The state government’s fiscal year starts three months ahead of the calendar year. Ivey’s proposed budgets cover the 2022 fiscal year, which runs from Oct. 1, 2021, to Sept. 30, 2022. Alabama is one of just a few states that has two state budgets: the General Fund, which covers most non-education operations, and the Education Trust Fund, which covers educational expenditures like K-12 schools, community colleges and the state’s pre-K program.
The Education Trust Fund
State Finance Director Kelly Butler told reporters on Wednesday that Ivey’s proposed Education Trust Fund budget of $7.65 billion is a $440 million increase over the current year budget, and includes a 2 percent pay raise for education employees in pre-K through two-year colleges at a cost of approximately $90 million.
Butler said an additional $18.5 million proposed allocation would pay for an increase for teachers supplies from $600 a year to $1,000.

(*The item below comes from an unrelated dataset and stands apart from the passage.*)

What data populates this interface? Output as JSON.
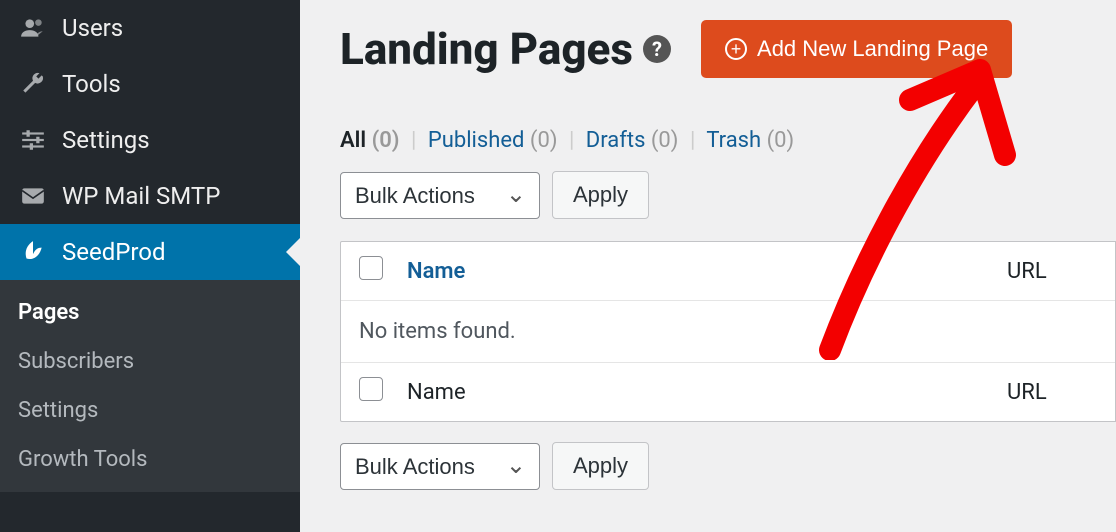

A decline in the number of students enrolled in the state’s public schools means less money is allocated to Alabama’s schools, Butler said. Public schools receive state funding based upon the number of enrolled students. Educators believe the decline in enrollment is because some parents are not sending their children back to schools during the COVID-19 pandemic.
Butler said some educators believe a number of those students will return to school in the fall, and to help schools weather the dip in funding, Ivey’s budget includes a one-time $95 million appropriation that Butler said would “basically replace the funding that would be reduced because of fewer students.”
Ivey’s proposed budget also increases pre-K funding by $27 million, which Butler said would pay for an additional 207 classrooms and bring in approximately 3,726 more 4-year-olds. All of the state’s 2 and 4-year colleges and universities would see increases in funding of between 6 percent and 7 percent in Ivey’s budget, Butler said.
The General Fund
Ivey’s General Fund budget proposal includes a 2 percent cost-of-living raise for state workers, at a cost of approximately $13.6 million.
“The governor has worked with the Legislature on funding Medicaid at a reduced state amount, due to the higher federal match that has been provided since the COVID pandemic began, so Medicaid will be funded at $51 million less than the current year from the General Fund,” Butler said
Ivey increased funding to the Alabama Department of Corrections by $27.2 million in her proposed budget. Butler said most of that increase would go toward health care for incarcerated people, including mental health services. ADOC is under a court order to improve mental health treatment for inmates.
In addition, the governor included a $37.8 million appropriation to the Department of Corrections conditional on their ability to hire additional correctional officers, Butler said.
ADOC is also under a court order to hire more correctional officers. The U.S. Department of Justice in December sued the state over what the federal government said is likely unconstitutional treatment of prisoners in the state’s overpopulated, understaffed prisons.
Ivey’s proposed budget also calls for $6 million to pay for a fourth mental health crisis center, to be located in the Birmingham-Tuscaloosa area, Butler said. Last year, the Legislature approved funding for three mental health crisis centers.
A 10 percent proposed decrease to the Department of Public Health budget is largely the result of an increase in federal matching funds to the department’s Children’s Health Insurance Program, Butler said, which reduced the state’s cost to operate the program.
The Montgomery Advertiser’s Brian Lyman asked Butler if Ivey’s proposed budget includes more funding for broadband expansion, something that’s been widely discussed by state legislators as a critical need. Butler said the budget does not include additional funding for broadband but does carry over a $20 million allocation in the Education Trust Fund budget for broadband grant programs. That funding has been included in several previous budgets.